### YOUR INSTRUCTIONS:
Locate each line in the records containing "label". Copy it.

··· DATA FOR THIS EXERCISE ···

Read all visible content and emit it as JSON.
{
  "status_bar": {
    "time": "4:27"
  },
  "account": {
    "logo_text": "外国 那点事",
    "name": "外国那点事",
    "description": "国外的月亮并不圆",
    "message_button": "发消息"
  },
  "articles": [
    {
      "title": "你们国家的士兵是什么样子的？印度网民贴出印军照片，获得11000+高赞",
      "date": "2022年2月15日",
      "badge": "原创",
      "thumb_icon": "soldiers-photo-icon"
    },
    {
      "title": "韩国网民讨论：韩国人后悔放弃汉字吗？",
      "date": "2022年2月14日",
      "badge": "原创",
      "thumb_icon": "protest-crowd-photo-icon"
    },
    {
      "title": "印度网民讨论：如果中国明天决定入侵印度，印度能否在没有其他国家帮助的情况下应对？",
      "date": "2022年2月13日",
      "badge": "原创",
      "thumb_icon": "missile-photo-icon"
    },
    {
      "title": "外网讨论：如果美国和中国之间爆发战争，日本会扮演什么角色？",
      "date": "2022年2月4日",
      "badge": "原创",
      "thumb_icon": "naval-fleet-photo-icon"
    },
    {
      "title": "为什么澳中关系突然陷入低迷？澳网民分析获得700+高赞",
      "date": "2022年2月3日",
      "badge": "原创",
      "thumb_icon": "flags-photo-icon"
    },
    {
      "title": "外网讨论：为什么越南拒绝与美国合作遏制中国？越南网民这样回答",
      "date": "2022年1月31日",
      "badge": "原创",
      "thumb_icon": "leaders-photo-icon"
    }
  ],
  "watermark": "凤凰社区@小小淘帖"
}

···
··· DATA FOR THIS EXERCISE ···

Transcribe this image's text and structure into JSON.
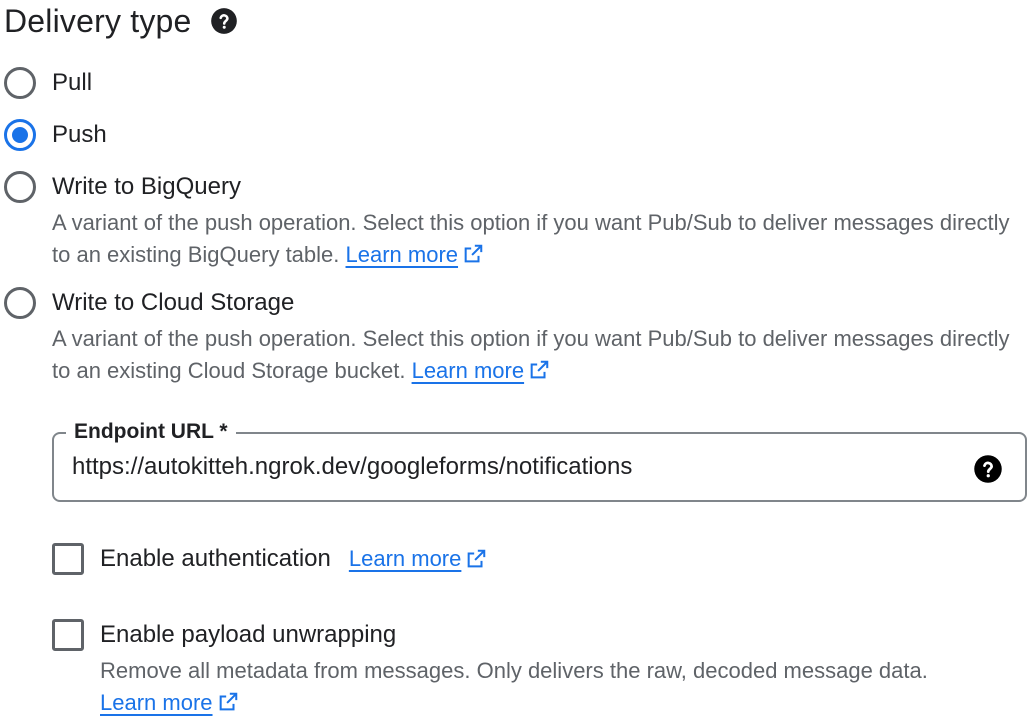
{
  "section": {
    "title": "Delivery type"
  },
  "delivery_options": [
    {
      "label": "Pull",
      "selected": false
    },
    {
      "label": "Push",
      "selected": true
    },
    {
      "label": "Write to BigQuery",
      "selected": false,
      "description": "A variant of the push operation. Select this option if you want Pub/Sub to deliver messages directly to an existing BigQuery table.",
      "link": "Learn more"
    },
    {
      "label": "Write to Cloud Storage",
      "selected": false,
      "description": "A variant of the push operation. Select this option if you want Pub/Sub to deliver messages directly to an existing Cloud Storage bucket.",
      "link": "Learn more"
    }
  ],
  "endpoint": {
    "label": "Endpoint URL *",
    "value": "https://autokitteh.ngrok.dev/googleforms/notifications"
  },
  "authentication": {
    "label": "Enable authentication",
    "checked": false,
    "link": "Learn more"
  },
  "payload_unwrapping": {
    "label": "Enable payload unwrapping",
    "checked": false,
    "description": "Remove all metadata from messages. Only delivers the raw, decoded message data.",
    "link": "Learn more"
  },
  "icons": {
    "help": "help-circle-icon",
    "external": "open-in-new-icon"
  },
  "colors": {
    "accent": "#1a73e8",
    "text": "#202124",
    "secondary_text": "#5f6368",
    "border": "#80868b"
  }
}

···

### RESPONSE TO THIS TASK:
      "label": "Pull",
      "label": "Push",
      "label": "Write to BigQuery",
      "label": "Write to Cloud Storage",
    "label": "Endpoint URL *",
    "label": "Enable authentication",
    "label": "Enable payload unwrapping",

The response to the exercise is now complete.